=== What you need to do ===
Nothing is to be left out; print all the entries exactly.

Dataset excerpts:

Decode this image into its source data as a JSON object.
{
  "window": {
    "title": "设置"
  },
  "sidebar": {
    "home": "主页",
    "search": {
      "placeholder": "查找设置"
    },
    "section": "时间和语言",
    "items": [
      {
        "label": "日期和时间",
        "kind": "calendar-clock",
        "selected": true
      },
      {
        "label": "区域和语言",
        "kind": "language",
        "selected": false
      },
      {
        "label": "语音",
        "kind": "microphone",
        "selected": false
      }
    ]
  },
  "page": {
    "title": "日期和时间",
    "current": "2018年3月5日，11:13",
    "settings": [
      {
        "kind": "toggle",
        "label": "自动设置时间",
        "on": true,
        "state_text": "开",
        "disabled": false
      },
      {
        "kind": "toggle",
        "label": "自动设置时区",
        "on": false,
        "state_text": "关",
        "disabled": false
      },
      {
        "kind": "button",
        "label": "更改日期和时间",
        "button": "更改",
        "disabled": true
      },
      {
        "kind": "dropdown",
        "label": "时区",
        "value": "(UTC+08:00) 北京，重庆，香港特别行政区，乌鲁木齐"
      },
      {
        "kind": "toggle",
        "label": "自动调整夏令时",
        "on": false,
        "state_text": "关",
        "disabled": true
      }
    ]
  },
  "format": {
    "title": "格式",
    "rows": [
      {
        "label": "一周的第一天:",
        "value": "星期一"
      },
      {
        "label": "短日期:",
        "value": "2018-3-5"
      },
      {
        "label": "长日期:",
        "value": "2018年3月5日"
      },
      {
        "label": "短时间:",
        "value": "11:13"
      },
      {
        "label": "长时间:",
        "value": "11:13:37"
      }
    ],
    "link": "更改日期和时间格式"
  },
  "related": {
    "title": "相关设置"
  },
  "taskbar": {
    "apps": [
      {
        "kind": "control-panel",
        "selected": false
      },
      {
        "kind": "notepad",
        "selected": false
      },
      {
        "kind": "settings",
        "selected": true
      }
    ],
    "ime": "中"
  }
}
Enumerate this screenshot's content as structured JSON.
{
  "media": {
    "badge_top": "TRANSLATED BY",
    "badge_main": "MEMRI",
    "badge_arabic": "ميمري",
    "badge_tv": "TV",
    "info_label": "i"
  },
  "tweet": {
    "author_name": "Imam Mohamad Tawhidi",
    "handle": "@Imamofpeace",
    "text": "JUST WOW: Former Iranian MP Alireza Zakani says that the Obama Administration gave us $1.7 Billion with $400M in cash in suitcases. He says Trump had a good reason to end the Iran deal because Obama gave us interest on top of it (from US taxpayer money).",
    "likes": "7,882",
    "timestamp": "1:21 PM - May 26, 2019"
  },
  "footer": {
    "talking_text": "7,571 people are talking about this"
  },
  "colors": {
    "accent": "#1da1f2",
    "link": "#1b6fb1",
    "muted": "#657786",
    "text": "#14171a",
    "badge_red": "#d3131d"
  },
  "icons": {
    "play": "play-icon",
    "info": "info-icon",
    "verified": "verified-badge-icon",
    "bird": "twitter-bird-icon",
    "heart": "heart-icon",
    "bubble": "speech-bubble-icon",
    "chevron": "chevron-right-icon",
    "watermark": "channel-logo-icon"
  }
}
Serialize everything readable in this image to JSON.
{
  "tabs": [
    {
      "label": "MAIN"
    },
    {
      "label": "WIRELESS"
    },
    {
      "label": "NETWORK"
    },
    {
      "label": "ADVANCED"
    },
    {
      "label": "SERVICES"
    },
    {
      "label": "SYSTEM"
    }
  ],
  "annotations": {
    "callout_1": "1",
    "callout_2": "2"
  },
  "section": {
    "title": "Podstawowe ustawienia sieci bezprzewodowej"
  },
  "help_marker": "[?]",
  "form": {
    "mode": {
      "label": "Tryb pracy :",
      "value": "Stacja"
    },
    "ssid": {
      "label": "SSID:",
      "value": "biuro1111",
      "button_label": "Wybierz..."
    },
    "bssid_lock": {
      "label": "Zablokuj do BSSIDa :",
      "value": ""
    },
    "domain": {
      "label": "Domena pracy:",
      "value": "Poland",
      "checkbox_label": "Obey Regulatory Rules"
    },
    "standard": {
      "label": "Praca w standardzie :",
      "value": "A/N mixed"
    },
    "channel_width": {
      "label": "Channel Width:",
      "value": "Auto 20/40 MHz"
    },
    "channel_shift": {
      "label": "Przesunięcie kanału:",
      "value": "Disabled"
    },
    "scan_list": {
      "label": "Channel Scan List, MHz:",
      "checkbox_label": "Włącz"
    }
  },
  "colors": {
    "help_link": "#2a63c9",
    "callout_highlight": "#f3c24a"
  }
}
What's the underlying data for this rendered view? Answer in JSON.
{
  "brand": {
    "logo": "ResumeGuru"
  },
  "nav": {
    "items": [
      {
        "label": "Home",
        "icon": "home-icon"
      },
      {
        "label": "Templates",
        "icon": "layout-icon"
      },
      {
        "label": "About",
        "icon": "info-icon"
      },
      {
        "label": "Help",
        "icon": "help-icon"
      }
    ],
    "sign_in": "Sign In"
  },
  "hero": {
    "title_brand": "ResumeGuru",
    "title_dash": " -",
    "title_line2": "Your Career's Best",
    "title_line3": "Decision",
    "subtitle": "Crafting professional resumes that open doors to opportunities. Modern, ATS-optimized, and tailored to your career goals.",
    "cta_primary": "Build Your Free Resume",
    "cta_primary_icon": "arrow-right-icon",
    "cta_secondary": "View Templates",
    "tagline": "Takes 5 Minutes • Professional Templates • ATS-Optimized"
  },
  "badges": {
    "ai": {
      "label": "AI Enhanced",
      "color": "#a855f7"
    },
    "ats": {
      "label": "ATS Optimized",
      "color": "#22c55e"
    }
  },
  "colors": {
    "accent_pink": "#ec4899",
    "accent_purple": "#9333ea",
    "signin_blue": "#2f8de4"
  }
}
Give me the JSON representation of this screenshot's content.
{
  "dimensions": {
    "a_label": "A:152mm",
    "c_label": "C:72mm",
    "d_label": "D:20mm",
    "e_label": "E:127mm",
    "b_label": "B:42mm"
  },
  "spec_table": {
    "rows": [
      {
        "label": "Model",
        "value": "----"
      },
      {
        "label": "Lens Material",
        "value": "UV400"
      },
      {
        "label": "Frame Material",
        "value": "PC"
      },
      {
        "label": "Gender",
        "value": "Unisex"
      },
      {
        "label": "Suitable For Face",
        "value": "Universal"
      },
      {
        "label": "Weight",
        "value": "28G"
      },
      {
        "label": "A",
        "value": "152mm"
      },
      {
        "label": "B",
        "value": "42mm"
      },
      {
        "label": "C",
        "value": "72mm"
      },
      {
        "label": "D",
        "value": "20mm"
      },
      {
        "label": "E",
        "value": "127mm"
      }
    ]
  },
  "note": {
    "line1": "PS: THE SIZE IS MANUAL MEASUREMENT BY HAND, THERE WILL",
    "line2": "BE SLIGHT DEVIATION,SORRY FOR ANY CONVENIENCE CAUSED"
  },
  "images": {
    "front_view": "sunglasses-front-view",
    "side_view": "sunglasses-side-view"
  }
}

=== Written answer ===
Decode this image into its source data as a JSON object.
{
  "window": {
    "title": "设置"
  },
  "sidebar": {
    "home": "主页",
    "search": {
      "placeholder": "查找设置"
    },
    "section": "时间和语言",
    "items": [
      {
        "label": "日期和时间",
        "kind": "calendar-clock",
        "selected": true
      },
      {
        "label": "区域和语言",
        "kind": "language",
        "selected": false
      },
      {
        "label": "语音",
        "kind": "microphone",
        "selected": false
      }
    ]
  },
  "page": {
    "title": "日期和时间",
    "current": "2018年3月5日，11:13",
    "settings": [
      {
        "kind": "toggle",
        "label": "自动设置时间",
        "on": true,
        "state_text": "开",
        "disabled": false
      },
      {
        "kind": "toggle",
        "label": "自动设置时区",
        "on": false,
        "state_text": "关",
        "disabled": false
      },
      {
        "kind": "button",
        "label": "更改日期和时间",
        "button": "更改",
        "disabled": true
      },
      {
        "kind": "dropdown",
        "label": "时区",
        "value": "(UTC+08:00) 北京，重庆，香港特别行政区，乌鲁木齐"
      },
      {
        "kind": "toggle",
        "label": "自动调整夏令时",
        "on": false,
        "state_text": "关",
        "disabled": true
      }
    ]
  },
  "format": {
    "title": "格式",
    "rows": [
      {
        "label": "一周的第一天:",
        "value": "星期一"
      },
      {
        "label": "短日期:",
        "value": "2018-3-5"
      },
      {
        "label": "长日期:",
        "value": "2018年3月5日"
      },
      {
        "label": "短时间:",
        "value": "11:13"
      },
      {
        "label": "长时间:",
        "value": "11:13:37"
      }
    ],
    "link": "更改日期和时间格式"
  },
  "related": {
    "title": "相关设置"
  },
  "taskbar": {
    "apps": [
      {
        "kind": "control-panel",
        "selected": false
      },
      {
        "kind": "notepad",
        "selected": false
      },
      {
        "kind": "settings",
        "selected": true
      }
    ],
    "ime": "中"
  }
}
Enumerate this screenshot's content as structured JSON.
{
  "media": {
    "badge_top": "TRANSLATED BY",
    "badge_main": "MEMRI",
    "badge_arabic": "ميمري",
    "badge_tv": "TV",
    "info_label": "i"
  },
  "tweet": {
    "author_name": "Imam Mohamad Tawhidi",
    "handle": "@Imamofpeace",
    "text": "JUST WOW: Former Iranian MP Alireza Zakani says that the Obama Administration gave us $1.7 Billion with $400M in cash in suitcases. He says Trump had a good reason to end the Iran deal because Obama gave us interest on top of it (from US taxpayer money).",
    "likes": "7,882",
    "timestamp": "1:21 PM - May 26, 2019"
  },
  "footer": {
    "talking_text": "7,571 people are talking about this"
  },
  "colors": {
    "accent": "#1da1f2",
    "link": "#1b6fb1",
    "muted": "#657786",
    "text": "#14171a",
    "badge_red": "#d3131d"
  },
  "icons": {
    "play": "play-icon",
    "info": "info-icon",
    "verified": "verified-badge-icon",
    "bird": "twitter-bird-icon",
    "heart": "heart-icon",
    "bubble": "speech-bubble-icon",
    "chevron": "chevron-right-icon",
    "watermark": "channel-logo-icon"
  }
}
Serialize everything readable in this image to JSON.
{
  "tabs": [
    {
      "label": "MAIN"
    },
    {
      "label": "WIRELESS"
    },
    {
      "label": "NETWORK"
    },
    {
      "label": "ADVANCED"
    },
    {
      "label": "SERVICES"
    },
    {
      "label": "SYSTEM"
    }
  ],
  "annotations": {
    "callout_1": "1",
    "callout_2": "2"
  },
  "section": {
    "title": "Podstawowe ustawienia sieci bezprzewodowej"
  },
  "help_marker": "[?]",
  "form": {
    "mode": {
      "label": "Tryb pracy :",
      "value": "Stacja"
    },
    "ssid": {
      "label": "SSID:",
      "value": "biuro1111",
      "button_label": "Wybierz..."
    },
    "bssid_lock": {
      "label": "Zablokuj do BSSIDa :",
      "value": ""
    },
    "domain": {
      "label": "Domena pracy:",
      "value": "Poland",
      "checkbox_label": "Obey Regulatory Rules"
    },
    "standard": {
      "label": "Praca w standardzie :",
      "value": "A/N mixed"
    },
    "channel_width": {
      "label": "Channel Width:",
      "value": "Auto 20/40 MHz"
    },
    "channel_shift": {
      "label": "Przesunięcie kanału:",
      "value": "Disabled"
    },
    "scan_list": {
      "label": "Channel Scan List, MHz:",
      "checkbox_label": "Włącz"
    }
  },
  "colors": {
    "help_link": "#2a63c9",
    "callout_highlight": "#f3c24a"
  }
}
What's the underlying data for this rendered view? Answer in JSON.
{
  "brand": {
    "logo": "ResumeGuru"
  },
  "nav": {
    "items": [
      {
        "label": "Home",
        "icon": "home-icon"
      },
      {
        "label": "Templates",
        "icon": "layout-icon"
      },
      {
        "label": "About",
        "icon": "info-icon"
      },
      {
        "label": "Help",
        "icon": "help-icon"
      }
    ],
    "sign_in": "Sign In"
  },
  "hero": {
    "title_brand": "ResumeGuru",
    "title_dash": " -",
    "title_line2": "Your Career's Best",
    "title_line3": "Decision",
    "subtitle": "Crafting professional resumes that open doors to opportunities. Modern, ATS-optimized, and tailored to your career goals.",
    "cta_primary": "Build Your Free Resume",
    "cta_primary_icon": "arrow-right-icon",
    "cta_secondary": "View Templates",
    "tagline": "Takes 5 Minutes • Professional Templates • ATS-Optimized"
  },
  "badges": {
    "ai": {
      "label": "AI Enhanced",
      "color": "#a855f7"
    },
    "ats": {
      "label": "ATS Optimized",
      "color": "#22c55e"
    }
  },
  "colors": {
    "accent_pink": "#ec4899",
    "accent_purple": "#9333ea",
    "signin_blue": "#2f8de4"
  }
}
Give me the JSON representation of this screenshot's content.
{
  "dimensions": {
    "a_label": "A:152mm",
    "c_label": "C:72mm",
    "d_label": "D:20mm",
    "e_label": "E:127mm",
    "b_label": "B:42mm"
  },
  "spec_table": {
    "rows": [
      {
        "label": "Model",
        "value": "----"
      },
      {
        "label": "Lens Material",
        "value": "UV400"
      },
      {
        "label": "Frame Material",
        "value": "PC"
      },
      {
        "label": "Gender",
        "value": "Unisex"
      },
      {
        "label": "Suitable For Face",
        "value": "Universal"
      },
      {
        "label": "Weight",
        "value": "28G"
      },
      {
        "label": "A",
        "value": "152mm"
      },
      {
        "label": "B",
        "value": "42mm"
      },
      {
        "label": "C",
        "value": "72mm"
      },
      {
        "label": "D",
        "value": "20mm"
      },
      {
        "label": "E",
        "value": "127mm"
      }
    ]
  },
  "note": {
    "line1": "PS: THE SIZE IS MANUAL MEASUREMENT BY HAND, THERE WILL",
    "line2": "BE SLIGHT DEVIATION,SORRY FOR ANY CONVENIENCE CAUSED"
  },
  "images": {
    "front_view": "sunglasses-front-view",
    "side_view": "sunglasses-side-view"
  }
}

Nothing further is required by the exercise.